* _Task requirements_
Count every line of the listing where the string "label" occurs, and reply with the count alone.

* _Records to use_
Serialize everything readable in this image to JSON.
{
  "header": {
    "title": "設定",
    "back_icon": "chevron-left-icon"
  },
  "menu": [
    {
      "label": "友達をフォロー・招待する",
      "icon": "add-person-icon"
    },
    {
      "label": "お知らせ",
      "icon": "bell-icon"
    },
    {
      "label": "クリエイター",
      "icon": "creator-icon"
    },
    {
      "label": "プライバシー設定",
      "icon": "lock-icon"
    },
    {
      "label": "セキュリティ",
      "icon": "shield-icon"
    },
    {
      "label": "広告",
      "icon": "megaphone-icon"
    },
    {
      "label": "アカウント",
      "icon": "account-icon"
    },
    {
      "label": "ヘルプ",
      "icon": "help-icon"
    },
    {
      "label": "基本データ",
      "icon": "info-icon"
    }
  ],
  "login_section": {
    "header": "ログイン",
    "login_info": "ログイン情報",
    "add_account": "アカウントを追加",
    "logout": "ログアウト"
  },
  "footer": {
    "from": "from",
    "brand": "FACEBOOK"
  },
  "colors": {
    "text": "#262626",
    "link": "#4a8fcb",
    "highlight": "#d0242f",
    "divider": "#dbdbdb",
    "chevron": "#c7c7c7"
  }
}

* _Reply_
9